Since this is Portland I felt bound by the fact that someone might steal my box. On the way south I talked to a homeless man about the box. He told me to not leave it unattended because someone might steal it. We chatted mostly about the wood and construction. Another guy yelled, "take a picture of that!" What Portland? Don't you have people who do this every day? My hopes of going into Powells to buy books was crushed. I had 2 hours to kill, it was raining and was very afraid.
Just another picture of my magnificent awesomeness.
Meanwhile in Seattle the toddler falls asleep on a pile of cloth diapers. I was told that he slept like that for 2 hours. Diapers are cozy.
Again, Bolt Bus staff were accommodating. They let me bring both my bike and box on the bus and didn't even blink. Amtrak, you could learn so much. I contemplated taking Amtrak home but they canceled the train due to a mud slide. I did bike to the station to ask if they could accommodate my box in addition to the bike. I didn't get a clear answer. I think that means no.
I decided to take rest in a Starbucks so I can watch my bike and charge my phone. Of all the places, why didn't I choose some other place, hah. In this time period someone saw the bike and box and somehow it was assumed it was stolen. I saw one couple eyeing it so I suspect them. In turn they made me nervous. I wasn't sure what they were doing so at that point I went outside and decided to walk around. When you are brown you are paranoid when gringos start touching your stuff, no kidding. Downtown is a weird place to bike so I wasn't interested in hanging out.
I walked past this place and it looked interesting but it felt too hip to go in. Pobresita, she can't afford a home so she is walking around with her portable house. I had a whole Mexican soap opera going on in my head from this point on.
The ride home was mostly boring and I was tired. Nobody put their foot on my face and I got two seats all to myself. I even got a workable plug for my phone. Look what I did, I brought the whole thing on the Light Rail. It's against the written rules to bring a CARGO bike on the light rail. Like I said before, this is a perfectly normal bike and I happen to have a box on the front rack.
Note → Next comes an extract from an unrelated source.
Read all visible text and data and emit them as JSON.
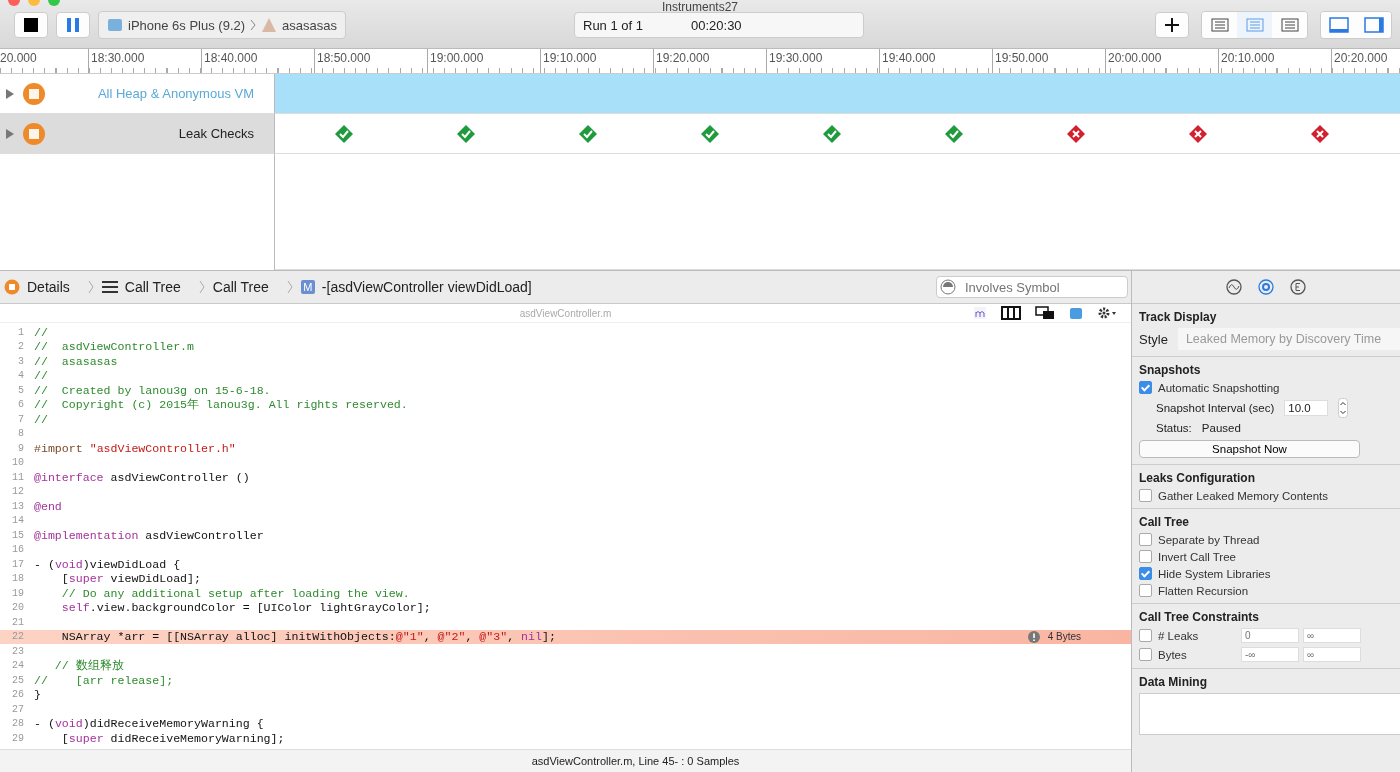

I made it home in record time to eat tacos, nurse a kid and go to sleep. Note to self, fix that kickstand.
The toddler didn't know what to think about it but he enjoyed eating his taco in here.
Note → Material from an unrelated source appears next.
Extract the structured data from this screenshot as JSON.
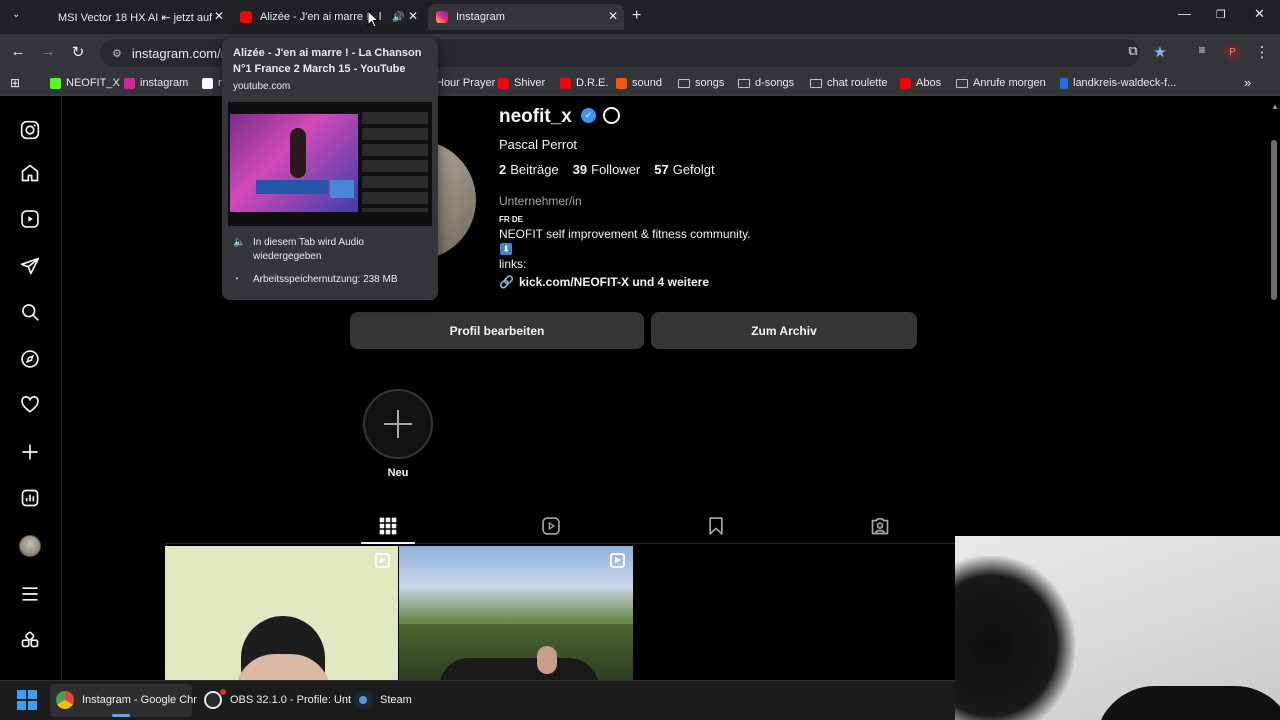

A week later I biked the box the complete 7 hilly miles to meet the frame. Hello Lake Washington. This might be the first Metrofiets box ever to get a grand tour of Seattle.
There you have it, the whole saga of the Metrofiets box and how it got to Seattle. Part 2 will be coming soon, including the parts about how the frame got to the shop.